## Task inputs
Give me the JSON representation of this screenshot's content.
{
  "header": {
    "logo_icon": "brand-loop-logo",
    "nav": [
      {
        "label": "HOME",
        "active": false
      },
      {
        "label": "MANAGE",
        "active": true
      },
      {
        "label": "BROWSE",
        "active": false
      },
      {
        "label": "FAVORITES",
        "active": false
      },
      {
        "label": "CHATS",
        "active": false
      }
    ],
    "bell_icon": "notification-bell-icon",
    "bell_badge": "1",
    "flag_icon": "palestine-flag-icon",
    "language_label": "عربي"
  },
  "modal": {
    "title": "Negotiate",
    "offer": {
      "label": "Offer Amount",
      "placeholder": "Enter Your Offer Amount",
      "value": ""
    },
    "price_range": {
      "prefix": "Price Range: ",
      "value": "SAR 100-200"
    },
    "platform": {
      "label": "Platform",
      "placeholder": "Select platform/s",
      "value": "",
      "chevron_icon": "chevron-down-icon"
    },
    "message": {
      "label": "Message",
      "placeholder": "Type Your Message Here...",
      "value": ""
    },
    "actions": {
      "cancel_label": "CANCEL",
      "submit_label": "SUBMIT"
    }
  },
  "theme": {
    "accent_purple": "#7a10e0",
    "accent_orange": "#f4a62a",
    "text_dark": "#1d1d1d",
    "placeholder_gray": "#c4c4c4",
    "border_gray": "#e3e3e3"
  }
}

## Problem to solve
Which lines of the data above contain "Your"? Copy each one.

## Problem solution
      "placeholder": "Enter Your Offer Amount",
      "placeholder": "Type Your Message Here...",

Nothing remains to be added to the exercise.